Dawson was not the only nineteenth century artist to gift his paintings to friends, nor was he the only one to inscribe them so. Many nineteenth century American artists engaged in this artistic exchange with friends and family on notable occasions—such as marriages, births—or, sometimes (and perhaps most sweetly) for no particular reason at all. Hudson River School artists, in particular, exercised an artistic practice so detailed, nuanced and full of grace that their gifted paintings carry not only the sentiment with which they were given, but also the weight of their ultimate devotion to the craft. Wrought as they are with sentimental meaning, these gifted paintings are often passed down through the generations to become family heirlooms: truly, a joy forever.
Hawthorne Fine Art has brought together some of the finest works in its collection for an exhibition that celebrates the painting as gift. Whether it is with exaltation of America’s sublime beauty—as in Charles H. Chapin’s Waterfall in the Adirondacks, or Paul Weber’s Cattle Watering; in an homage to travel, such as John Williamson’s Venetian Sunset; or in the winter scenes by Douglas Arthur Teed and Frank S. Herrmann that capture the true spirit of the season, A Joy Forever highlights works especially fit for giving, as we invite you share a timeless painting with a loved one.
To view the exhibition, click here.
Over 40 works priced at or under $7,500. Priced as marked.
All works subject to prior sale.

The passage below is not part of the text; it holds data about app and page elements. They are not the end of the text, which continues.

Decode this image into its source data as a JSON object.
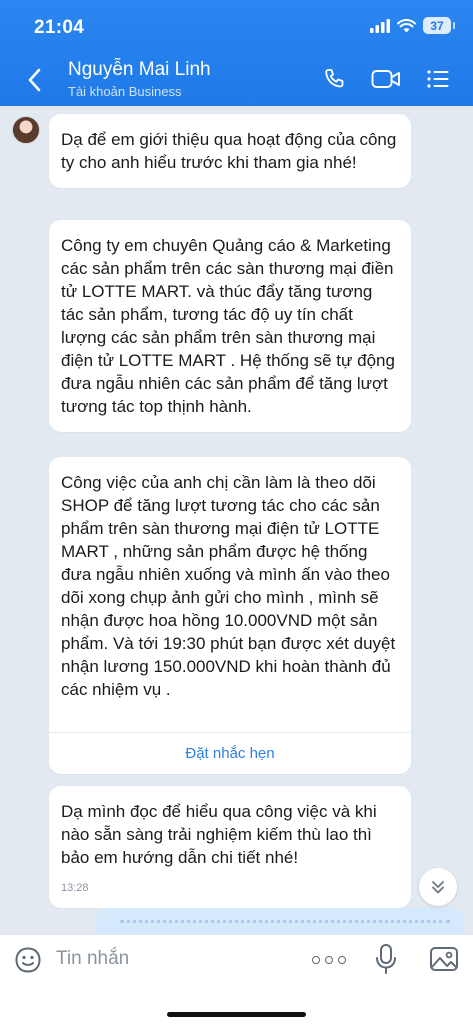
{
  "status_bar": {
    "time": "21:04",
    "battery": "37"
  },
  "header": {
    "contact_name": "Nguyễn Mai Linh",
    "contact_subtitle": "Tài khoản Business"
  },
  "messages": [
    {
      "text": "Dạ để em giới thiệu qua hoạt động của công ty cho anh hiểu trước khi tham gia nhé!"
    },
    {
      "text": "Công ty em chuyên Quảng cáo & Marketing các sản phẩm trên các sàn thương mại điền tử LOTTE MART.  và thúc đẩy tăng tương tác sản phẩm, tương tác độ uy tín chất lượng các sản phẩm trên sàn thương mại điện tử LOTTE MART   . Hệ thống sẽ tự động đưa ngẫu nhiên các sản phẩm để tăng lượt tương tác top thịnh hành."
    },
    {
      "text": "Công việc của anh chị cần làm là theo dõi SHOP để tăng lượt tương tác cho các sản phẩm trên sàn thương mại điện tử LOTTE MART  , những sản phẩm được hệ thống đưa ngẫu nhiên xuống và mình ấn vào theo dõi xong chụp ảnh gửi cho mình , mình sẽ nhận được hoa hồng 10.000VND một sản phẩm. Và tới 19:30 phút  bạn được xét duyệt nhận lương 150.000VND khi hoàn thành đủ các nhiệm vụ .",
      "action": "Đặt nhắc hẹn"
    },
    {
      "text": "Dạ mình đọc để hiểu qua công việc và khi nào sẵn sàng trải nghiệm kiếm thù lao thì bảo em hướng dẫn chi tiết nhé!",
      "time": "13:28"
    }
  ],
  "input": {
    "placeholder": "Tin nhắn"
  },
  "colors": {
    "header": "#1f7ae8",
    "chat_bg": "#e3e9f1",
    "link": "#2d7fe4",
    "outgoing_bubble": "#d5e9fd"
  },
  "icons": [
    "back-arrow",
    "phone",
    "video-camera",
    "menu-list",
    "chevron-double-down",
    "emoji",
    "more-dots",
    "microphone",
    "image"
  ]
}
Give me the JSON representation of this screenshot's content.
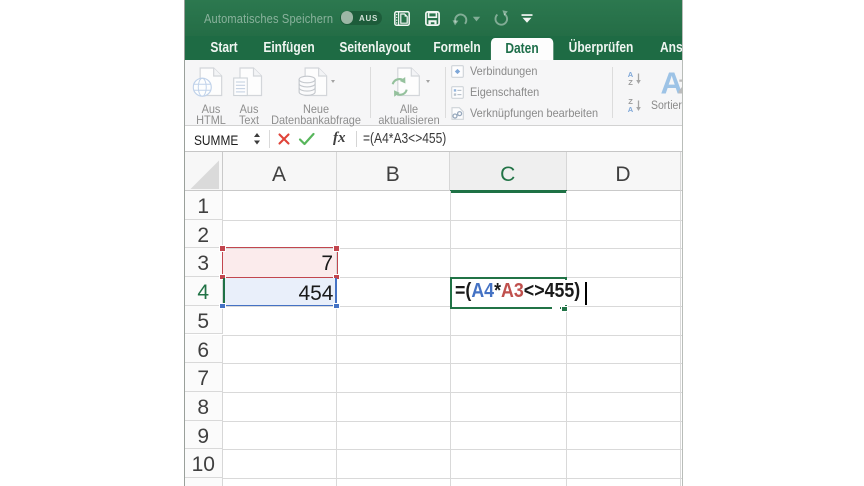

Hawthorne Fine Art is open by appointment and is located at 12 East 86th Street between Fifth and Madison Avenues. We welcome your visit and wish you joy this holiday season!